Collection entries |
------------------------

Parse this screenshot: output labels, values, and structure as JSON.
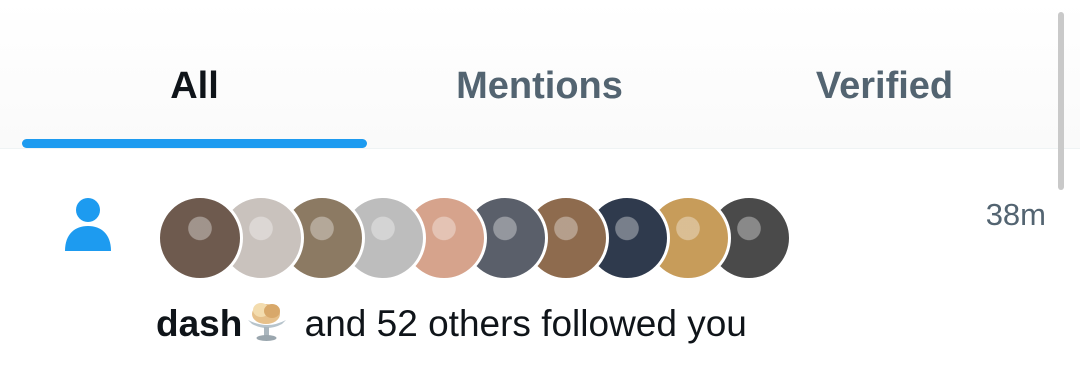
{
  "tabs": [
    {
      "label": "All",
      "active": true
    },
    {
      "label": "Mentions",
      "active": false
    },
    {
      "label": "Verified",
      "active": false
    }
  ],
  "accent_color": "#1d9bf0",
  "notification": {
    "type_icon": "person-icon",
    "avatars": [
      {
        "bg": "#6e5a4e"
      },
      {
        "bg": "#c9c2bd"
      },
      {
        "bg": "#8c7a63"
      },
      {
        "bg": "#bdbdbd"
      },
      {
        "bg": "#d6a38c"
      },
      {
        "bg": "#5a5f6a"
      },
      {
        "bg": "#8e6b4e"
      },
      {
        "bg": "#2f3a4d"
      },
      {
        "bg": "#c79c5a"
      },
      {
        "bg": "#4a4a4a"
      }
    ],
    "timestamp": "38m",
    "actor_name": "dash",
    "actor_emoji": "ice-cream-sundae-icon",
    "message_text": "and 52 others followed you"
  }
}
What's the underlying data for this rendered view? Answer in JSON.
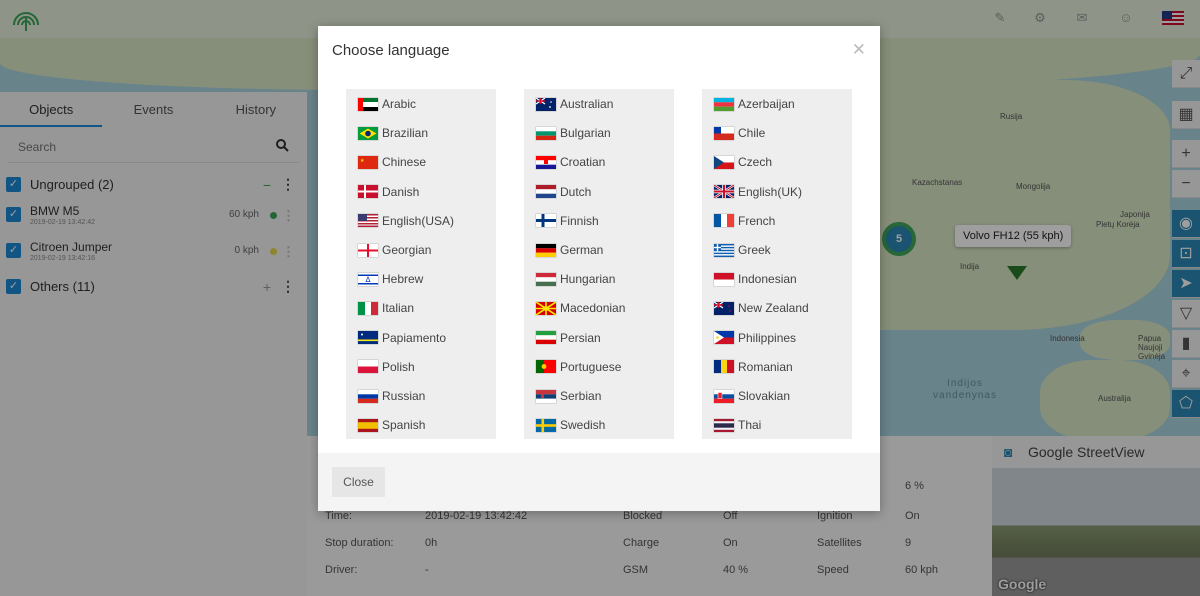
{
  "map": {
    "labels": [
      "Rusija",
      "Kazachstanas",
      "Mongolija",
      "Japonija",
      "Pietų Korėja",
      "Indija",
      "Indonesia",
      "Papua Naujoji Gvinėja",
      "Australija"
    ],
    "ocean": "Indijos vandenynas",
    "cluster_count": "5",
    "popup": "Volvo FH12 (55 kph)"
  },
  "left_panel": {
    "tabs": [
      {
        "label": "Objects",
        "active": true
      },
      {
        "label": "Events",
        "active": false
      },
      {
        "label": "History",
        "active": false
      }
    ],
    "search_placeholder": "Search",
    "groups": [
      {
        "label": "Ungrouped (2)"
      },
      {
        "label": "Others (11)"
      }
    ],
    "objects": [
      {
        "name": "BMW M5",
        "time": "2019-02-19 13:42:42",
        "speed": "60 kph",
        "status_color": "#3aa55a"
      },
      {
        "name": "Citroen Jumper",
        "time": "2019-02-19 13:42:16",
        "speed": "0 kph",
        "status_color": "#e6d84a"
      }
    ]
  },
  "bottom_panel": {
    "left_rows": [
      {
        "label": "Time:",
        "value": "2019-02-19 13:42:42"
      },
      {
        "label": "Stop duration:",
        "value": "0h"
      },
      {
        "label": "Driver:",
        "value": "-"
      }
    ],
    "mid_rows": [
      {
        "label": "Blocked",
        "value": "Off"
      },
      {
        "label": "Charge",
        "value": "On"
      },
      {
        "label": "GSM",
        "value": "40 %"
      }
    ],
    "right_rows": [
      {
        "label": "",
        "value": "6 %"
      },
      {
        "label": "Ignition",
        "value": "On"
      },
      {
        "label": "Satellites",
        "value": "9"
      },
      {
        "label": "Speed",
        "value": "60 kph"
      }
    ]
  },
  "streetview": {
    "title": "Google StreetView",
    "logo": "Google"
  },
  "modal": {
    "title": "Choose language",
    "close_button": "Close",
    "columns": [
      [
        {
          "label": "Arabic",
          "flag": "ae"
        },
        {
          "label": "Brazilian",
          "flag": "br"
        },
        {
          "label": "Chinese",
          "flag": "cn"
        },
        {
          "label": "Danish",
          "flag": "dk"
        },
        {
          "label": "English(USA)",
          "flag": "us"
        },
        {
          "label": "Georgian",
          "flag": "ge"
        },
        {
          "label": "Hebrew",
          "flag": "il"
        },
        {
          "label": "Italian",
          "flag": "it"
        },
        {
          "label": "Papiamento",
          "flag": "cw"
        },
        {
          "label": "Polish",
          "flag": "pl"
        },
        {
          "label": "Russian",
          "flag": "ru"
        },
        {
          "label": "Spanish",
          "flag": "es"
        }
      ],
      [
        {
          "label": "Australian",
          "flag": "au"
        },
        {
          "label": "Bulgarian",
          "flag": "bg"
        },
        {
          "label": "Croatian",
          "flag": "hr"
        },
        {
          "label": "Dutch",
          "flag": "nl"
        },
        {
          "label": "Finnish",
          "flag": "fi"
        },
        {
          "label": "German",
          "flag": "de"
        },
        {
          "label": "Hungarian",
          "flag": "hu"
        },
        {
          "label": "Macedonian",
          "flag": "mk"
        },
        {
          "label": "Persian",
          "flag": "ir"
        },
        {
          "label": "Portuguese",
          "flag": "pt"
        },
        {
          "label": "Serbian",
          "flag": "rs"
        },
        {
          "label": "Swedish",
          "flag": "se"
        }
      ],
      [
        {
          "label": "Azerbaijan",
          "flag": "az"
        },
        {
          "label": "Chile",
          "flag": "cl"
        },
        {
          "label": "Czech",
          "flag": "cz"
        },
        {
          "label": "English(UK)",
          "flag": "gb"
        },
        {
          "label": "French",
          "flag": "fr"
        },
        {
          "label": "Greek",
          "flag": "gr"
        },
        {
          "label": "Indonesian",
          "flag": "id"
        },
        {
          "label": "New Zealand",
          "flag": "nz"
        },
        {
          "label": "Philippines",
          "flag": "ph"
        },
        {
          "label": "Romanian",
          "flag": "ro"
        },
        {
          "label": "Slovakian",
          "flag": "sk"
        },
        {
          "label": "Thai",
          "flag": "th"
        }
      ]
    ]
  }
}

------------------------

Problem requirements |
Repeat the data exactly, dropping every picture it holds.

Written answer |
Parse this screenshot: output labels, values, and structure as JSON.
{
  "tabs": [
    {
      "label": "All",
      "active": true
    },
    {
      "label": "Mentions",
      "active": false
    },
    {
      "label": "Verified",
      "active": false
    }
  ],
  "accent_color": "#1d9bf0",
  "notification": {
    "type_icon": "person-icon",
    "avatars": [
      {
        "bg": "#6e5a4e"
      },
      {
        "bg": "#c9c2bd"
      },
      {
        "bg": "#8c7a63"
      },
      {
        "bg": "#bdbdbd"
      },
      {
        "bg": "#d6a38c"
      },
      {
        "bg": "#5a5f6a"
      },
      {
        "bg": "#8e6b4e"
      },
      {
        "bg": "#2f3a4d"
      },
      {
        "bg": "#c79c5a"
      },
      {
        "bg": "#4a4a4a"
      }
    ],
    "timestamp": "38m",
    "actor_name": "dash",
    "actor_emoji": "ice-cream-sundae-icon",
    "message_text": "and 52 others followed you"
  }
}
What's the underlying data for this rendered view? Answer in JSON.
{
  "map": {
    "labels": [
      "Rusija",
      "Kazachstanas",
      "Mongolija",
      "Japonija",
      "Pietų Korėja",
      "Indija",
      "Indonesia",
      "Papua Naujoji Gvinėja",
      "Australija"
    ],
    "ocean": "Indijos vandenynas",
    "cluster_count": "5",
    "popup": "Volvo FH12 (55 kph)"
  },
  "left_panel": {
    "tabs": [
      {
        "label": "Objects",
        "active": true
      },
      {
        "label": "Events",
        "active": false
      },
      {
        "label": "History",
        "active": false
      }
    ],
    "search_placeholder": "Search",
    "groups": [
      {
        "label": "Ungrouped (2)"
      },
      {
        "label": "Others (11)"
      }
    ],
    "objects": [
      {
        "name": "BMW M5",
        "time": "2019-02-19 13:42:42",
        "speed": "60 kph",
        "status_color": "#3aa55a"
      },
      {
        "name": "Citroen Jumper",
        "time": "2019-02-19 13:42:16",
        "speed": "0 kph",
        "status_color": "#e6d84a"
      }
    ]
  },
  "bottom_panel": {
    "left_rows": [
      {
        "label": "Time:",
        "value": "2019-02-19 13:42:42"
      },
      {
        "label": "Stop duration:",
        "value": "0h"
      },
      {
        "label": "Driver:",
        "value": "-"
      }
    ],
    "mid_rows": [
      {
        "label": "Blocked",
        "value": "Off"
      },
      {
        "label": "Charge",
        "value": "On"
      },
      {
        "label": "GSM",
        "value": "40 %"
      }
    ],
    "right_rows": [
      {
        "label": "",
        "value": "6 %"
      },
      {
        "label": "Ignition",
        "value": "On"
      },
      {
        "label": "Satellites",
        "value": "9"
      },
      {
        "label": "Speed",
        "value": "60 kph"
      }
    ]
  },
  "streetview": {
    "title": "Google StreetView",
    "logo": "Google"
  },
  "modal": {
    "title": "Choose language",
    "close_button": "Close",
    "columns": [
      [
        {
          "label": "Arabic",
          "flag": "ae"
        },
        {
          "label": "Brazilian",
          "flag": "br"
        },
        {
          "label": "Chinese",
          "flag": "cn"
        },
        {
          "label": "Danish",
          "flag": "dk"
        },
        {
          "label": "English(USA)",
          "flag": "us"
        },
        {
          "label": "Georgian",
          "flag": "ge"
        },
        {
          "label": "Hebrew",
          "flag": "il"
        },
        {
          "label": "Italian",
          "flag": "it"
        },
        {
          "label": "Papiamento",
          "flag": "cw"
        },
        {
          "label": "Polish",
          "flag": "pl"
        },
        {
          "label": "Russian",
          "flag": "ru"
        },
        {
          "label": "Spanish",
          "flag": "es"
        }
      ],
      [
        {
          "label": "Australian",
          "flag": "au"
        },
        {
          "label": "Bulgarian",
          "flag": "bg"
        },
        {
          "label": "Croatian",
          "flag": "hr"
        },
        {
          "label": "Dutch",
          "flag": "nl"
        },
        {
          "label": "Finnish",
          "flag": "fi"
        },
        {
          "label": "German",
          "flag": "de"
        },
        {
          "label": "Hungarian",
          "flag": "hu"
        },
        {
          "label": "Macedonian",
          "flag": "mk"
        },
        {
          "label": "Persian",
          "flag": "ir"
        },
        {
          "label": "Portuguese",
          "flag": "pt"
        },
        {
          "label": "Serbian",
          "flag": "rs"
        },
        {
          "label": "Swedish",
          "flag": "se"
        }
      ],
      [
        {
          "label": "Azerbaijan",
          "flag": "az"
        },
        {
          "label": "Chile",
          "flag": "cl"
        },
        {
          "label": "Czech",
          "flag": "cz"
        },
        {
          "label": "English(UK)",
          "flag": "gb"
        },
        {
          "label": "French",
          "flag": "fr"
        },
        {
          "label": "Greek",
          "flag": "gr"
        },
        {
          "label": "Indonesian",
          "flag": "id"
        },
        {
          "label": "New Zealand",
          "flag": "nz"
        },
        {
          "label": "Philippines",
          "flag": "ph"
        },
        {
          "label": "Romanian",
          "flag": "ro"
        },
        {
          "label": "Slovakian",
          "flag": "sk"
        },
        {
          "label": "Thai",
          "flag": "th"
        }
      ]
    ]
  }
}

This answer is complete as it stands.